Book review - The Daily Stoic

The Daily Stoic is a book that presents the teachings of the ancient Greek philosophers known as the Stoics. The Stoics were a school of philosophy that originated in the 3rd century BC and was founded by the philosopher Zeno of Citium. The Stoics were concerned with living a virtuous life and finding inner peace and happiness through wisdom, reason, and self-control.

One of the core principles of Stoicism is the idea that we should focus on what we can control and let go of what we cannot. The Stoics believed that external events, such as success or failure, are not within our control and that it is futile to worry about them. Instead, they focused on developing their character and virtues, such as integrity, honesty, and compassion, which they believed were within their control.

This emphasis on focusing on what we can control can be seen in the Stoic concept of "apatheia," which refers to a state of being free from negative emotions such as anger, fear, and anxiety. The Stoics believed that these negative emotions were caused by our attachment to things that were not within our control and that by letting go of this attachment, we could find inner peace.

Another essential concept in Stoicism is the idea of "negative visualization," which involves imagining the worst-case scenario to appreciate what one has and prepare for potential challenges. This practice helps one to maintain a sense of perspective and not take things for granted. The Stoics believed that this practice could also help to reduce anxiety and fear, as it helps us to realize that we can cope with difficult situations if they arise.

The Stoics also emphasized the importance of living in the present moment and not getting caught up in regrets about the past or worries about the future. They believed that the present moment is all that truly exists and that the past and future are just mental constructs. One can live a more mindful and fulfilling life by focusing on the present.

In addition to focusing on the present, the Stoics believed in the power of reason and self-discipline. They thought that by using logic to understand the world and our place, we could make better decisions and lead a more virtuous life. Self-discipline, or the ability to control one's desires and emotions, was also essential for living a good life.

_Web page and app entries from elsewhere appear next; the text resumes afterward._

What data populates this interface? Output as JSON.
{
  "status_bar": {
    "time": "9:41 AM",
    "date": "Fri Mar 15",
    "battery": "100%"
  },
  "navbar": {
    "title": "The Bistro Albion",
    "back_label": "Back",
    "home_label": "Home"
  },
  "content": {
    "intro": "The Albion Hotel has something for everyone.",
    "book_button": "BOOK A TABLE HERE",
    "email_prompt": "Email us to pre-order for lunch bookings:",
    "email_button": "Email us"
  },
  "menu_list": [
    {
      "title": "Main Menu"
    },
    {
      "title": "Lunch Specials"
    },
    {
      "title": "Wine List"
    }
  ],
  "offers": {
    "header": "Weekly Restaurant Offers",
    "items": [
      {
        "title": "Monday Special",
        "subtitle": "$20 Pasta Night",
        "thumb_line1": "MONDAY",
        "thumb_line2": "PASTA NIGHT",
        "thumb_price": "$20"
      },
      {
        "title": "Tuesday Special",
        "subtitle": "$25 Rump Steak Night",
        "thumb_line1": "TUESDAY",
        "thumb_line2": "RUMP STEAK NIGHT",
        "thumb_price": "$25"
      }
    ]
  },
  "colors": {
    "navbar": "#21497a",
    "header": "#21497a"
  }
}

The Stoics believed that by cultivating self-discipline, we could become masters of our fate and find inner peace and happiness.

One of the key figures in Stoicism was the philosopher Epictetus, who was born into slavery in ancient Rome but later gained his freedom and became a philosophy teacher. Epictetus taught that we should not let external events determine our happiness but rather that we should find happiness within ourselves through the practice of wisdom and self-control. He also emphasized the importance of living a virtuous life and serving others.

Another important figure in Stoicism was the philosopher Marcus Aurelius, who was the Roman Emperor from 161 to 180 AD. Marcus Aurelius was a firm believer in the Stoic philosophy and wrote extensively about it in his journal, which was later compiled into a book called "Meditations." In "Meditations," Marcus Aurelius wrote about the importance of living a virtuous life, practising self-discipline, and finding inner peace through cultivating wisdom and reason.